Using technology in this way augments the human experience instead of frustrating it because that usage achieves two fundamentals: It enhances a customer’s engagement with a brand, and it accomplishes a clearly delineated customer end goal without contributing to “the noise.” Brands that want to achieve this balance can follow these three steps:

1. Ask The Right Questions

Before implementing a new technology, ask: Why are we doing this? What problem are we solving? How does it change the consumer experience? Just because you can integrate a new tech feature into a product or service doesn’t mean you should.

Recently, an international beauty contest decided to forgo human judges and implemented a program called Beauty.AI to score and rank contestants. When the results came back, the “winners” were overwhelmingly white and light-skinned individuals, which resulted in an ethical firestorm and undermined the more nuanced experience consumers had come to expect from the event. While the intention to lean on technology for efficiency and possibility may be well-placed, brands must ultimately consider the short- and long-term implications of the technologies they plan to incorporate before they upend their brand experiences.

2. Understand The Context

While tech solutions solve problems and alleviate pain points, brands need to pay attention to how, why, and when customers use their products and then design the experience around those behaviors. Their primary goals should be incorporating technologies that help to offer more inclusive services and keeping an eye out for opportunities to make consumer tasks and touchpoints even more seamless.

With enough data, you can customize offers and promotions on the basis of each user’s preferences. Air France-KLM mastered this sort of outreach with its 360-degree approach to digital customer services. It uses algorithms to collect comprehensive profiles on each of its 90 million-plus customers from identifiers such as airport lounge preferences, booking history, and flight searches. It also uses algorithms to customize its social media and site response times, all of which combine to form a “made-just-for-me” brand experience.

3. Emphasize Augmentation

Most important to note, AI and other tech tools are not replacements for human ingenuity and empathy, but rather supplements to them. Before you jump to outsource your processes to new tech platforms, make sure you’ve applied your team’s combined years of experience, multidimensional intuitions, and consumer insights to your marketing decisions, working to fuse that humanity with your technological processes.

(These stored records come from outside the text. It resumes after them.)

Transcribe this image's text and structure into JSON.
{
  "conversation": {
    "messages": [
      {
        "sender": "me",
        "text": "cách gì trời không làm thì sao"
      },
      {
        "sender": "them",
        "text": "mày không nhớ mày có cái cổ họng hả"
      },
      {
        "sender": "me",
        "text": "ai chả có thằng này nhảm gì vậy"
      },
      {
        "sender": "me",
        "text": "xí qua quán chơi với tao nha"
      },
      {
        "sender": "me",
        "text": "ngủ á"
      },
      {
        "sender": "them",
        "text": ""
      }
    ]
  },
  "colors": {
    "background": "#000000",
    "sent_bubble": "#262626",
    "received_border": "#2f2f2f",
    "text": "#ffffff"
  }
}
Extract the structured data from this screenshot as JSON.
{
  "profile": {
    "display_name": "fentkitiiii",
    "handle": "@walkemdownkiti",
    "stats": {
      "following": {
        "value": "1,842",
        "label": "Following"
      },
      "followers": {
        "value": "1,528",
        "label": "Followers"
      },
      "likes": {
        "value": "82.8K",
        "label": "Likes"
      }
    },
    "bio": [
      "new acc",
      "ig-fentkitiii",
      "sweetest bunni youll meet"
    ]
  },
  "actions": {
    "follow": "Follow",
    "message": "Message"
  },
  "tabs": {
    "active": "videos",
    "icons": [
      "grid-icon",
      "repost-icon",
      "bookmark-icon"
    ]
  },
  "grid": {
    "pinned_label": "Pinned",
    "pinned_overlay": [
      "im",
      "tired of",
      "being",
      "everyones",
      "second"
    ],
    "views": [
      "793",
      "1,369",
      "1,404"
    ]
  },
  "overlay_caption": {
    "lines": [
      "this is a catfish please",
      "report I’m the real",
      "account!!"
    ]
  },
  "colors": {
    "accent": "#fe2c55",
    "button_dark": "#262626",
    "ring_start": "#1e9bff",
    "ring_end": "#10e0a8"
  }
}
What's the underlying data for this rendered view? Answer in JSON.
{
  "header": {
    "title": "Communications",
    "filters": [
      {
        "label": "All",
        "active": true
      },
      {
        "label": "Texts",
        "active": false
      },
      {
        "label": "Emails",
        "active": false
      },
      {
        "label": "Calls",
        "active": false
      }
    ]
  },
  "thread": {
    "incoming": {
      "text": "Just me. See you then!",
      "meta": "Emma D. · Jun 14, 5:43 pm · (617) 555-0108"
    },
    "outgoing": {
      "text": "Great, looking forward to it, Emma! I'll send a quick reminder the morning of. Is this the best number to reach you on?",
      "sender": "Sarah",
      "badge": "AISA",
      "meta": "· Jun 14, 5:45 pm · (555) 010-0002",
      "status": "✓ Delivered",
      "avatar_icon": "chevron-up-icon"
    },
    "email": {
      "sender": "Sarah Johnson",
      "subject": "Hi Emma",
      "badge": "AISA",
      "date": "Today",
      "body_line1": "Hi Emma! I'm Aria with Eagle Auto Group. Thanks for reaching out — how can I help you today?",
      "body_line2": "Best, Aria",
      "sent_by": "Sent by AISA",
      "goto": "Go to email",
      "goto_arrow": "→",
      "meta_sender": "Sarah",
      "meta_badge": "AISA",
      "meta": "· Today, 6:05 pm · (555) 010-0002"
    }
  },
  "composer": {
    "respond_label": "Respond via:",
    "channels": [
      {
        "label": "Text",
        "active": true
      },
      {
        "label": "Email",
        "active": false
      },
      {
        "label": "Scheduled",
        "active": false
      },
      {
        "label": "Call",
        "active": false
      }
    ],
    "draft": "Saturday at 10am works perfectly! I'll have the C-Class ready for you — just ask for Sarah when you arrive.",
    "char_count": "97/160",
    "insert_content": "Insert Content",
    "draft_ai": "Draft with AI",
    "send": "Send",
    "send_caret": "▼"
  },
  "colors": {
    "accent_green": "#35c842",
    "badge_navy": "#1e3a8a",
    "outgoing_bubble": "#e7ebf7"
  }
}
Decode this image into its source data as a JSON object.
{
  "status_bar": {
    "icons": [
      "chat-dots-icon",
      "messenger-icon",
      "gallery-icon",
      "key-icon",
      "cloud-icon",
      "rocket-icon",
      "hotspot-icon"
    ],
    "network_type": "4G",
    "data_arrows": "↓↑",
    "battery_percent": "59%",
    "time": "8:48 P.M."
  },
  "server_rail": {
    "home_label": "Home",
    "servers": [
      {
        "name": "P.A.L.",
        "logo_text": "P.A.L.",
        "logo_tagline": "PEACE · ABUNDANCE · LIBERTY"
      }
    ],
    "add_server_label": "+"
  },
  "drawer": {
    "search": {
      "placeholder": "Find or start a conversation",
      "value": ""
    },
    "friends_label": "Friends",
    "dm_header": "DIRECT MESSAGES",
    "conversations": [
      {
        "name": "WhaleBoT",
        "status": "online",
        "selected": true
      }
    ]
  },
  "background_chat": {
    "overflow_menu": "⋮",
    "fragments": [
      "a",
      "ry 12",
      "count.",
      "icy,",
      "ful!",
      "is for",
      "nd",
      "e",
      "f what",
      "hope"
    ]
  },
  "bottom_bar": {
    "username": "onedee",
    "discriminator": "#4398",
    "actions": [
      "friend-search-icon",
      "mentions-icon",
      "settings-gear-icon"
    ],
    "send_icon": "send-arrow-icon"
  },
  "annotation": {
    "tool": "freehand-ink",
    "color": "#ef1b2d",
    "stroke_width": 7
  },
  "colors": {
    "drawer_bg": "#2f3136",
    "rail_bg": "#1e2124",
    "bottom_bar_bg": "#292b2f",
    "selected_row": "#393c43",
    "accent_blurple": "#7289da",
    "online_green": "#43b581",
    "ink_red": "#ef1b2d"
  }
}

This new age of cognitive collaboration between AI and humans should eliminate the machine bias and enhance it with augmented intelligence – i.e., the commonsense reasoning powered by machines. Augmented intelligence allows brands to home in on customer engagement across the buyer’s journey, delivering ultra-personalized brand experiences through heightened insights and greater connectivity.

Innovative technologies unleash a host of possibilities for brands and customers alike. But using technology not based in a strong, foundational strategy is a surefire way for a brand to burn through its budget and create headaches for itself – and for consumers. By asking the necessary questions, recognizing context, and augmenting intelligence, companies can implement the right tools and create better brand experiences that keep people at the heart of their campaigns.